If you have a prenuptial agreement, you are far from alone. In fact, according to reporting from Money Under 30, family law attorneys have seen a 62% spike in the number of prenup requests recently. Still, depending on what your agreement says, you may not be entirely happy with it.
While judges in the Lone Star State and elsewhere tend to give considerable deference to prenuptial agreements, you may have some wiggle room. That is, you may have grounds to get out of your prenup.
In theory, both individuals should have all available information before signing a prenuptial agreement. If your spouse withheld financial information or other material details, your agreement may not be legally valid.

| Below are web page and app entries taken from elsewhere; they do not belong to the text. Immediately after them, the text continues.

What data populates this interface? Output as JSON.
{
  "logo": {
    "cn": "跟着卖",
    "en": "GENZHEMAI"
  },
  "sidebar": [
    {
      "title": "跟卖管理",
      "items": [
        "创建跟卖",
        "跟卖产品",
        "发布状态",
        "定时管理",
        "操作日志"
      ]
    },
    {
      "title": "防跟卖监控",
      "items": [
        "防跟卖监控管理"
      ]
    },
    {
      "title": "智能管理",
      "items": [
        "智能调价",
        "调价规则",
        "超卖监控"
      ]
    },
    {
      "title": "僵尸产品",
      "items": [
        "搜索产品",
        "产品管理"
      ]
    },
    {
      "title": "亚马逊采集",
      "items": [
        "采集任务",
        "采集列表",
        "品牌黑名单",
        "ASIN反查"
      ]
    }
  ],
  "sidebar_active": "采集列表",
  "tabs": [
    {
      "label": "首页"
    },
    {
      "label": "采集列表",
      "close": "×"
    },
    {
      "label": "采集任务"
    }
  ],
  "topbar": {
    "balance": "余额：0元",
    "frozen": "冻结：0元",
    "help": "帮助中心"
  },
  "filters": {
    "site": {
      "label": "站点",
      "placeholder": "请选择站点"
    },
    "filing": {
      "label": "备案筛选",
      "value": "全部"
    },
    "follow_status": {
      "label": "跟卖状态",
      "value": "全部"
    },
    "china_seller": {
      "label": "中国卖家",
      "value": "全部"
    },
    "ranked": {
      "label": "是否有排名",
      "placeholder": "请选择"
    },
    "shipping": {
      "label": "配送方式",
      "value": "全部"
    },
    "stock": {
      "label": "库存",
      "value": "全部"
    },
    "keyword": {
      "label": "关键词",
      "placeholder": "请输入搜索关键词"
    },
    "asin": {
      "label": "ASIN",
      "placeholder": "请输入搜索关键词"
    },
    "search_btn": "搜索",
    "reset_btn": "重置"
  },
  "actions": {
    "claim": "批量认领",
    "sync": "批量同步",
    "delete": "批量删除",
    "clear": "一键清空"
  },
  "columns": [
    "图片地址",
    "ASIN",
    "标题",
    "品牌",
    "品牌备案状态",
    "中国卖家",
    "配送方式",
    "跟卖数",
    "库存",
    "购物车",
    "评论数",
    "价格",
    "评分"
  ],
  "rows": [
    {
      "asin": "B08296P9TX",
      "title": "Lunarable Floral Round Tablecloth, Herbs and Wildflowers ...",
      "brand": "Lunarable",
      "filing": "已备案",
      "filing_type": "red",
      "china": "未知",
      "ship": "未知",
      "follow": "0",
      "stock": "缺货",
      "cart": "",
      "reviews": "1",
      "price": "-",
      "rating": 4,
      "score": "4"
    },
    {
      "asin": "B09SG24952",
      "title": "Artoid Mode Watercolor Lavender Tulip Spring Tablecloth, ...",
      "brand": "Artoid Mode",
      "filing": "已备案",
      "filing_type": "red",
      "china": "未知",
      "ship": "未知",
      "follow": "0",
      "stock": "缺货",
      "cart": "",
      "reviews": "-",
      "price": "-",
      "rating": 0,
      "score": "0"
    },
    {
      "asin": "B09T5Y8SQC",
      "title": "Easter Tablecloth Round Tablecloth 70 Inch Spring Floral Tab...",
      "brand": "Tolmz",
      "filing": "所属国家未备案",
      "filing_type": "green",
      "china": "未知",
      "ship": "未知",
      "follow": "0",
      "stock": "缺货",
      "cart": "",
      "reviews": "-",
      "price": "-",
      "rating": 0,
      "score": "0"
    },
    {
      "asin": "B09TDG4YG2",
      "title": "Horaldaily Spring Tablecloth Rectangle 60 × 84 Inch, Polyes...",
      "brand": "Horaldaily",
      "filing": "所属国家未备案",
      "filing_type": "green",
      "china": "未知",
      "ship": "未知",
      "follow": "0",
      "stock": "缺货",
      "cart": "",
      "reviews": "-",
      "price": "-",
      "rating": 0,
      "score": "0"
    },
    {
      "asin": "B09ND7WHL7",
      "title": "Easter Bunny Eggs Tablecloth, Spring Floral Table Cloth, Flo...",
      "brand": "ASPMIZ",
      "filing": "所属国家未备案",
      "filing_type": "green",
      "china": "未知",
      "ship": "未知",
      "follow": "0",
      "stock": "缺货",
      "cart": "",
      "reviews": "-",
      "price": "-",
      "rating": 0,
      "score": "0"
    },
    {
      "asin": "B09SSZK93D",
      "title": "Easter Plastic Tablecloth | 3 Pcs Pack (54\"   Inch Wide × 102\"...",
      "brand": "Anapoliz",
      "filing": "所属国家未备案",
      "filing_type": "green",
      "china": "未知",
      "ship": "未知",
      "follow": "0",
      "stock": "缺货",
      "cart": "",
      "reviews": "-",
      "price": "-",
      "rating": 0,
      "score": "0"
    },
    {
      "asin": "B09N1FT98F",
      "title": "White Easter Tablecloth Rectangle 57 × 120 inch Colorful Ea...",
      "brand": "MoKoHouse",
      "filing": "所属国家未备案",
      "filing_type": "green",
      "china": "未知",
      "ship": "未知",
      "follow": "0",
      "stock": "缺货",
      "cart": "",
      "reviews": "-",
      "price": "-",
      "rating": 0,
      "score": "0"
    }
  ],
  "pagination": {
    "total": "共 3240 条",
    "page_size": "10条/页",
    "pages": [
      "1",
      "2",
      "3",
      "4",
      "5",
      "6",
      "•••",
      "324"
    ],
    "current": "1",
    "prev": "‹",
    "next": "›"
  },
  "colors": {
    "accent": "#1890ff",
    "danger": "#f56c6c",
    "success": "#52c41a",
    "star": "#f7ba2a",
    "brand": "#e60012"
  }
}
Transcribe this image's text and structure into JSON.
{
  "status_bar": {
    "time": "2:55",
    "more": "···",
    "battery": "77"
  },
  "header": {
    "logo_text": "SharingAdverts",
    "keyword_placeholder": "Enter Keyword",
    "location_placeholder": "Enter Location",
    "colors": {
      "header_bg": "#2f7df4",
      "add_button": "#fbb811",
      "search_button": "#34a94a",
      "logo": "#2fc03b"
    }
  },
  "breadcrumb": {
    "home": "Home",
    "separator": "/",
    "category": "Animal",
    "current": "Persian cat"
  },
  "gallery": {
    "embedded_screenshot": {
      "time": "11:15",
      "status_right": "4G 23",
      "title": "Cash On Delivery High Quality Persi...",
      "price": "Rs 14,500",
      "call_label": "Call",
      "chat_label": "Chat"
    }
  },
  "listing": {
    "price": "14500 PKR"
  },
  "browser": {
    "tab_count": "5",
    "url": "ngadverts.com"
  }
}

Likewise, you should have signed your prenuptial agreement voluntarily. If your spouse coerced you into executing the agreement by making threats, your agreement may be voidable. Therefore, you should think back to the weeks, days and hours before you signed the agreement.
Some prenuptial agreements are so unfair they become unconscionable. If your agreement is overly favorable to your spouse, you may be able to convince a judge to question it. Nevertheless, if duress or fraud are not present, a judge may decide to enforce the prenuptial agreement.
There are certain formalities prenuptial agreements must follow. If yours is missing any of these, you may be able to get out of it. Consequently, it may be worthwhile to ask an attorney to take a look at your agreement.
Ultimately, if you are contemplating ending your marriage, exploring the enforceability of your prenuptial agreement is likely to be one step in your divorce-planning process.